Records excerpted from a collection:
==========

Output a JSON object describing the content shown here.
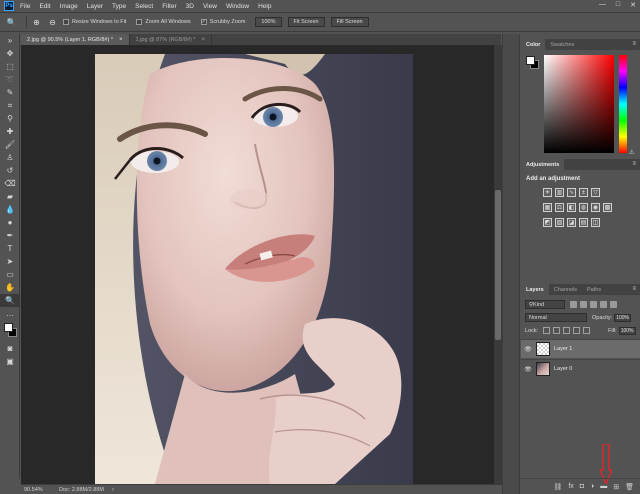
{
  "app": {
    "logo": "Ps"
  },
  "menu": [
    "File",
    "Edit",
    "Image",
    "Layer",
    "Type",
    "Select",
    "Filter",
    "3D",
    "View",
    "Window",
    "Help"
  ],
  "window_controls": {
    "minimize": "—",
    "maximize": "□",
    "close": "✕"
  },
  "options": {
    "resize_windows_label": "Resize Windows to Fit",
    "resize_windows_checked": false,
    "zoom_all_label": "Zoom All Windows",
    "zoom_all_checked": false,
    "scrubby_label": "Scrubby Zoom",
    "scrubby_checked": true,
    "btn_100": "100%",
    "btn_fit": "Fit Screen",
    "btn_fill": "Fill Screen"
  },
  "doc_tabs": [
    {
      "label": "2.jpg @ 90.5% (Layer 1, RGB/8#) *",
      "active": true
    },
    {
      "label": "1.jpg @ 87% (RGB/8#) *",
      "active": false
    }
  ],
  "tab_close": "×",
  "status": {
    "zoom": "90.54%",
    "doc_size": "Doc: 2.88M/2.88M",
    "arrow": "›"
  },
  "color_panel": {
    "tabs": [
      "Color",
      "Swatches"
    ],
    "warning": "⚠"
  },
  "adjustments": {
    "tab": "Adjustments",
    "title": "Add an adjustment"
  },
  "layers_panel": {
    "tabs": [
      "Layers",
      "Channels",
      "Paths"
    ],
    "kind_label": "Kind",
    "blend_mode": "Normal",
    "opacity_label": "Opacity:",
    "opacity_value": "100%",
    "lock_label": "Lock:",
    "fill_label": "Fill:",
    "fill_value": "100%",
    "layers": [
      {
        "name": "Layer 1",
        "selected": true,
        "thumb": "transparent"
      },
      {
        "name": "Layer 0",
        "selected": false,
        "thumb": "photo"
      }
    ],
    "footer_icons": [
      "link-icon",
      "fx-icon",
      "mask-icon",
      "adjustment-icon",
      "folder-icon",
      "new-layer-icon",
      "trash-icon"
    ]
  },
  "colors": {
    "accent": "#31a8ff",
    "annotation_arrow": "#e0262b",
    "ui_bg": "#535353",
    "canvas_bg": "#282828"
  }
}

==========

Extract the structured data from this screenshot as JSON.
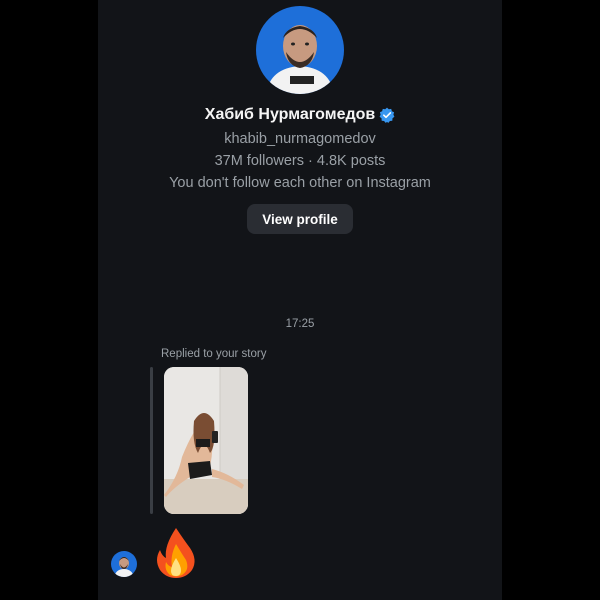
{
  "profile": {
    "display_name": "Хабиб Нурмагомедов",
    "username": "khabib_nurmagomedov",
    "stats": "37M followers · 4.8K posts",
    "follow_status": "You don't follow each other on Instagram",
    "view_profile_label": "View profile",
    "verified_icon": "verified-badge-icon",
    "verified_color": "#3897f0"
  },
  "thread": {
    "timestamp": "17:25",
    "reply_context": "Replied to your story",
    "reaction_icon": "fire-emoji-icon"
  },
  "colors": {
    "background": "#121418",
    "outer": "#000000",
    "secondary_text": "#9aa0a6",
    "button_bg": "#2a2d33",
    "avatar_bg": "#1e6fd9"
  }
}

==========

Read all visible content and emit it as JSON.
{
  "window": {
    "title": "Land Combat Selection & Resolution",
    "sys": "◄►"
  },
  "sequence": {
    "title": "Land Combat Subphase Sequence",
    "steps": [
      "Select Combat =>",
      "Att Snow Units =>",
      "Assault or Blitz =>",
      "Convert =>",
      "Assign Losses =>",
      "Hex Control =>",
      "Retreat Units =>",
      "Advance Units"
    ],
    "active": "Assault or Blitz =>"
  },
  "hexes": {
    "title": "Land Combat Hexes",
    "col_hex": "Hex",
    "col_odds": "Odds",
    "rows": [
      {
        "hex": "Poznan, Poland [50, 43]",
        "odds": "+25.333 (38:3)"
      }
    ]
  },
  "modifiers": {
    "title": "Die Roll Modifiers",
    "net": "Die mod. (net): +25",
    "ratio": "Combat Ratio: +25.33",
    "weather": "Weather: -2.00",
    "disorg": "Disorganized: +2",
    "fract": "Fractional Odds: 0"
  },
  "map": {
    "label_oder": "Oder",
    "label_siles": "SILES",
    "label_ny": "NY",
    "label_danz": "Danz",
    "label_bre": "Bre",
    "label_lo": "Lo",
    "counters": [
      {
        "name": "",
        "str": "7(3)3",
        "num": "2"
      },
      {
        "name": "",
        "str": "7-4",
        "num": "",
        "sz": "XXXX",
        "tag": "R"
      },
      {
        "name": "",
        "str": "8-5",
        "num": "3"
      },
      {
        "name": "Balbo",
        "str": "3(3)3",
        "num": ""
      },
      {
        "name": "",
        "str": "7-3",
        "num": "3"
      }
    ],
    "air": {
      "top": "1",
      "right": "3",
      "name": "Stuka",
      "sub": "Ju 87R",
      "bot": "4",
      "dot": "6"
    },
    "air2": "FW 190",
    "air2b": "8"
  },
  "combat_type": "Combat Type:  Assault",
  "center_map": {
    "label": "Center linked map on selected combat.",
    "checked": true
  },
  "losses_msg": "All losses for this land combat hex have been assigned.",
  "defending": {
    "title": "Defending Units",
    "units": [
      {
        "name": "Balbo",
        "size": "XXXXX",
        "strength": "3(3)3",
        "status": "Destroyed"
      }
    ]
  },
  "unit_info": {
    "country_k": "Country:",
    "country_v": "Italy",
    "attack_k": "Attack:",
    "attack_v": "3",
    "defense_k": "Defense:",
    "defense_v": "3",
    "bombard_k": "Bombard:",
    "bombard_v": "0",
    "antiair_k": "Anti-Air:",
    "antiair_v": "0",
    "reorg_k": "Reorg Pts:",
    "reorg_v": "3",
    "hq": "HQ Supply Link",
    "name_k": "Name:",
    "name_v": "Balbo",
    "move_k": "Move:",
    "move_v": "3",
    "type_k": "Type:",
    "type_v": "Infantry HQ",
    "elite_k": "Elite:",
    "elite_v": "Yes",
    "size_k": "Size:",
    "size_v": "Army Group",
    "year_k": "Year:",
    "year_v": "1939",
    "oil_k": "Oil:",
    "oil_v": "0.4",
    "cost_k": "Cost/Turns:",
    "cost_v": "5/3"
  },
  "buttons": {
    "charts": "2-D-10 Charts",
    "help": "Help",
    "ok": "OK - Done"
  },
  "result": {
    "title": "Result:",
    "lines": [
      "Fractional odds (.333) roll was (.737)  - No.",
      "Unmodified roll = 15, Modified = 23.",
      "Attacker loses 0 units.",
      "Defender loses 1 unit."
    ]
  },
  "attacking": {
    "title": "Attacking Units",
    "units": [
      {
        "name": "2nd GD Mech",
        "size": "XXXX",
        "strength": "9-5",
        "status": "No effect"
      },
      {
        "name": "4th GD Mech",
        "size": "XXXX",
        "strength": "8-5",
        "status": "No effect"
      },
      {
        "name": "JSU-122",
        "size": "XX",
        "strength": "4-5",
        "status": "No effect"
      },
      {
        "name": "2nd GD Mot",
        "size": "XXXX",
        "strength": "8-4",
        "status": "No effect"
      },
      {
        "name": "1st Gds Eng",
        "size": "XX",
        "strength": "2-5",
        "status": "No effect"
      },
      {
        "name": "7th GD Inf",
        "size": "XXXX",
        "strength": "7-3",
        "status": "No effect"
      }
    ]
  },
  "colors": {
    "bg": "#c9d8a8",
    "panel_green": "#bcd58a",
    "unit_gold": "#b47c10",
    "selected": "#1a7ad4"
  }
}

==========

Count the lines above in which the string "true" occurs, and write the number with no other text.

4